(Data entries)
■ ■ ■ ■ ■ ■ ■
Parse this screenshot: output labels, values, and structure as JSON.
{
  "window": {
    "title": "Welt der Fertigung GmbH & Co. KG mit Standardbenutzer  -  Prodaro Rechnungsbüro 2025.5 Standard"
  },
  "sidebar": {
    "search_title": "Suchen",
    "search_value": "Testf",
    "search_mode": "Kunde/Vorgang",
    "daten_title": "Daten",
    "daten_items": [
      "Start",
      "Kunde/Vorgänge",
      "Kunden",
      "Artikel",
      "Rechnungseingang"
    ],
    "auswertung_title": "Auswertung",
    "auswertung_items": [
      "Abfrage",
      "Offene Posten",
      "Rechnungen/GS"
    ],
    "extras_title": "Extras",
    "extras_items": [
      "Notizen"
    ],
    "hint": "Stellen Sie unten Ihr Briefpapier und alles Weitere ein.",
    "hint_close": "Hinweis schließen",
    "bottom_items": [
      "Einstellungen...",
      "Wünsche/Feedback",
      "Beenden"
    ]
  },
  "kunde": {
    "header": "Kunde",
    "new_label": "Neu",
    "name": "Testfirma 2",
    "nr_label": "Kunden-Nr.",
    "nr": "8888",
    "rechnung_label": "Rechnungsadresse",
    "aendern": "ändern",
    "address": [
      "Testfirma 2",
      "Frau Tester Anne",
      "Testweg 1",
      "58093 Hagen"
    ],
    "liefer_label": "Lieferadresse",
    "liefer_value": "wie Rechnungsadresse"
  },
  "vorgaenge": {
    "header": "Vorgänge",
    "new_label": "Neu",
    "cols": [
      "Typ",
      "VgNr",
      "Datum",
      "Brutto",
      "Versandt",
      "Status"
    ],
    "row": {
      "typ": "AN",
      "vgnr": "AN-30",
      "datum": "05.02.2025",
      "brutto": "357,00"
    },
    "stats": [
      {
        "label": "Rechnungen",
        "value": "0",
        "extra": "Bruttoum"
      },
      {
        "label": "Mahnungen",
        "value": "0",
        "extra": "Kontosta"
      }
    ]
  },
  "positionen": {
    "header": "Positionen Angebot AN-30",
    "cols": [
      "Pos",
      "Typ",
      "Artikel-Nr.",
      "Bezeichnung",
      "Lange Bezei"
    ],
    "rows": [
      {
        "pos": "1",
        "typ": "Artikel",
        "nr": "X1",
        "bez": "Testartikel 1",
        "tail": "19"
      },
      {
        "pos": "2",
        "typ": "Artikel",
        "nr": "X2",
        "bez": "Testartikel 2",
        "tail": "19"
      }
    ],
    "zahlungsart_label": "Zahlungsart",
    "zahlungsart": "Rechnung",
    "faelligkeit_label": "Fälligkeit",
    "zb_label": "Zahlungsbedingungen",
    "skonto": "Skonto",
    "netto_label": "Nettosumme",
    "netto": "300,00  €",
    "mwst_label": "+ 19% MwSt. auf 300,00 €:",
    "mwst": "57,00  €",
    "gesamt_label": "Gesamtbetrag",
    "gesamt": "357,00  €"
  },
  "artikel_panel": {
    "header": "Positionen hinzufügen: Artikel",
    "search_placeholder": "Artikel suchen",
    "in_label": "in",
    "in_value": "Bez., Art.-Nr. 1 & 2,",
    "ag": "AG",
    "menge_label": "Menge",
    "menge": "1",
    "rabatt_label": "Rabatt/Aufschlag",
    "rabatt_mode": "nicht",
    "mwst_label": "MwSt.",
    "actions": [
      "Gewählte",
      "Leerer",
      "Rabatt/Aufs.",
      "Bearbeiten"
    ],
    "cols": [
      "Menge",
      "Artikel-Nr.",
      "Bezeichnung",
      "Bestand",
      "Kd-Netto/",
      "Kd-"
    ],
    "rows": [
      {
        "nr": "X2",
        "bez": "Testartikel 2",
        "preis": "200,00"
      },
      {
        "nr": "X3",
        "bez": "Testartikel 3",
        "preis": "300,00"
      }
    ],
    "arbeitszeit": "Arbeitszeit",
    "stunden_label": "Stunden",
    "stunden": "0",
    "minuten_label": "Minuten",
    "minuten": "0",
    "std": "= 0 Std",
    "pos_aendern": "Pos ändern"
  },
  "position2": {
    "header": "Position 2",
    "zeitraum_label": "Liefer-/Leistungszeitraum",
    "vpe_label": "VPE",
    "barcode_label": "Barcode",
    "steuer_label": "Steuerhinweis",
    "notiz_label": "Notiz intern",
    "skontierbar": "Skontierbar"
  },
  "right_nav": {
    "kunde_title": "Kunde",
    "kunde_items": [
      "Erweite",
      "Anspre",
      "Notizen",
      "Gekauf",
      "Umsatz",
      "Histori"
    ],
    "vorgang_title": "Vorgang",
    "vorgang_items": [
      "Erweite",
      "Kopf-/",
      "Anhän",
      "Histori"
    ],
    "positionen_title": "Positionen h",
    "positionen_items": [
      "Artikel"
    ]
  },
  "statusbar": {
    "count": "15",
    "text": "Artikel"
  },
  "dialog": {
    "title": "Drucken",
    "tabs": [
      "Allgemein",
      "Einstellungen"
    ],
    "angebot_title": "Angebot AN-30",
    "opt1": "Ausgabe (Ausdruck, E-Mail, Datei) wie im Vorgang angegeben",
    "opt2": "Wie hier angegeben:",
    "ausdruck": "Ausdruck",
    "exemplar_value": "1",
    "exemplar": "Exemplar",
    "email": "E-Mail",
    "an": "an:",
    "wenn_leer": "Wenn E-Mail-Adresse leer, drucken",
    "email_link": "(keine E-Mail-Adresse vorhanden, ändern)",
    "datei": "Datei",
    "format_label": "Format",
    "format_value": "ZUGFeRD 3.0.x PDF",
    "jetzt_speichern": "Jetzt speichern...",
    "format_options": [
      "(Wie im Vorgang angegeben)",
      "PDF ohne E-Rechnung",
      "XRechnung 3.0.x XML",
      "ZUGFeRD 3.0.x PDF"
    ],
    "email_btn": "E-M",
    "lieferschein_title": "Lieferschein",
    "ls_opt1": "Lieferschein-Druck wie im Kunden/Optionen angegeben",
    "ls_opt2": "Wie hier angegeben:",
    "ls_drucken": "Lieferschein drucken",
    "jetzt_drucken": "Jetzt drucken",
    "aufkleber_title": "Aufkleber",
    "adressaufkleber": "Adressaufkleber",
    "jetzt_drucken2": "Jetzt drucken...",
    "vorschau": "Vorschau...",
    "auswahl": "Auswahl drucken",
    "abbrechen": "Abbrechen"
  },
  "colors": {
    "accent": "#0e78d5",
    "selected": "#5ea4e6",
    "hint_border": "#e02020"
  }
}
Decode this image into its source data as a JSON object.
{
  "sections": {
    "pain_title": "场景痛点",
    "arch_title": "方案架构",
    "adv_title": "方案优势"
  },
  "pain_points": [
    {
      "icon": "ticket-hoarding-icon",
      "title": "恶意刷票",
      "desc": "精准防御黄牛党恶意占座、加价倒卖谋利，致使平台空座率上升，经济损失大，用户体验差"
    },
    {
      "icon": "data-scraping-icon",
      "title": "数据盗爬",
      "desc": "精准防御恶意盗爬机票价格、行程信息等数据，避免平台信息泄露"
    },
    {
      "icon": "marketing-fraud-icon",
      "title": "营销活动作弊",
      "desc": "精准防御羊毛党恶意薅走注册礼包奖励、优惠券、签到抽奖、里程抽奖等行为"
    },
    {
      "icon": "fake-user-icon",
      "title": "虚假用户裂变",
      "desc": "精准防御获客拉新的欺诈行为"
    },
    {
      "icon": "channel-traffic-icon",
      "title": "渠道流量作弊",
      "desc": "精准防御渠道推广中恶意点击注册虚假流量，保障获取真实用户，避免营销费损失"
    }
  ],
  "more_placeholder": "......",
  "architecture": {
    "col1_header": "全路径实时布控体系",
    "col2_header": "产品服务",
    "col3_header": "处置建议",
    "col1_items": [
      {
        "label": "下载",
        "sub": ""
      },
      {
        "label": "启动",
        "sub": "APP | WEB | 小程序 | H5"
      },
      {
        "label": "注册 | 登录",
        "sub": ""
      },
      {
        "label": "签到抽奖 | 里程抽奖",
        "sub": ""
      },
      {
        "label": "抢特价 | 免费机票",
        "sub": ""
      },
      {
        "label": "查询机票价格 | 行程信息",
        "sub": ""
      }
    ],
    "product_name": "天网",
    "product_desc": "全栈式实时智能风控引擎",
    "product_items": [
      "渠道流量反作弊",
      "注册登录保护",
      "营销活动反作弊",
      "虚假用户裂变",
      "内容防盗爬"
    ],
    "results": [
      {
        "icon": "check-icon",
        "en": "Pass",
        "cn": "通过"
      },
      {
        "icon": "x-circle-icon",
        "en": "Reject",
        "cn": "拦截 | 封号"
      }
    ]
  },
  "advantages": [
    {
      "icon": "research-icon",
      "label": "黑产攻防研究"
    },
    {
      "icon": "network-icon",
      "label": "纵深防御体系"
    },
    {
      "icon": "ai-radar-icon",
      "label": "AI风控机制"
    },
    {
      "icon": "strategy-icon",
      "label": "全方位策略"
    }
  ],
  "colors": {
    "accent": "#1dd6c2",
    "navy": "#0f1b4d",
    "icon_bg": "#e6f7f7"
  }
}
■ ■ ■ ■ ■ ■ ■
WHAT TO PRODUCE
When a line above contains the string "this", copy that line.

ANSWER BOX
Parse this screenshot: output labels, values, and structure as JSON.
Decode this image into its source data as a JSON object.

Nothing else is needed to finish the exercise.